The disc's most impressive extra is a repeat from the earlier special edition, Kevin Brownlow and Michael Kloft's 2001 TCM docu The Tramp and the Dictator. Its theme is a nicely balanced parallel between the lives and ambitions of Hitler and Chaplin, reducing both to ambitious men who wanted to be artists. When the famous men diverge into entertainer and despot, the docu makes the interesting observation that history might have been much different, had Hitler only been accepted to art school. The idea of Chaplin and Hitler as benign and evil twins falters only at the end, when the show skips over the entertainer's post-war political crucifixion in America in just one or two sentences.
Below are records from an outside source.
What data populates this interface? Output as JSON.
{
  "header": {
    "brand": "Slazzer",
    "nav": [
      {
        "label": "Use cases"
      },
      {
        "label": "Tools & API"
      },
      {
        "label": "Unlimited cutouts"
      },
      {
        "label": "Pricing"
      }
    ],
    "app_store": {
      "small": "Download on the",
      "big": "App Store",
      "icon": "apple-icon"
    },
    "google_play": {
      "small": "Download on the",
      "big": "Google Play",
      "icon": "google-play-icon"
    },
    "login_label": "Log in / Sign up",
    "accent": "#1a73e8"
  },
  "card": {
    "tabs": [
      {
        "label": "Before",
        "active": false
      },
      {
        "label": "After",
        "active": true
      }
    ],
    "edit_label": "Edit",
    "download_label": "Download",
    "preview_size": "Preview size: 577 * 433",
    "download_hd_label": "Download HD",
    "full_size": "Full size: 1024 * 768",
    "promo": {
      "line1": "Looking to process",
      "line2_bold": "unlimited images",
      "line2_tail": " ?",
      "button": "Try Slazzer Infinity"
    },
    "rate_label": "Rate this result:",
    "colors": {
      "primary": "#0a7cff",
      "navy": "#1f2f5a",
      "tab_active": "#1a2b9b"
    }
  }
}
The world's most famous comedian was silenced just as thoroughly as was Hitler.
Sydney Chaplin's excellent Kodachrome 16mm home movies from the set of The Great Dictator have been repeated as well. Chaplin's Hollywood studio was on North La Brea Avenue near Sunset. At one point the home movie tilts up from Charlie in the Tomanian Ghetto to show the Hollywood Roosevelt Hotel and the Hollywood sign in color. The hills are not yet encrusted with thousands of homes. It's an amazing sight.
Two film clips compare The Great Dictator's barber chair scenes with similar scenes in an early Sydney Chaplin short and in a scene cut from Chaplin's own Sunnyside. Disc producer Abbey Lustgarten also gives us a commentary by Chaplin experts Dan Kamin and Hooman Mehran and insightful visual essays by Cecilia Cenciarelli and Jeffrey Vance. We learn that the film's composer was Meredith Willson, the creator of The Music Man; Willson composed entire musical numbers that were never used. Drawings by Al Hirschfeld from the film's original press book illustrate Criterion's insert booklet. It contains Chaplin's own defense of the film from the New York Times and essays by critics Michael Wood and Jean Narboni.
On a scale of Excellent, Good, Fair, and Poor,
The Great Dictator Blu-ray rates:
Reviews on the Savant main site have additional credits information and are often updated and annotated with reader input and graphics.
Also, don't forget the 2010 Savant Wish List.
T'was Ever Thus.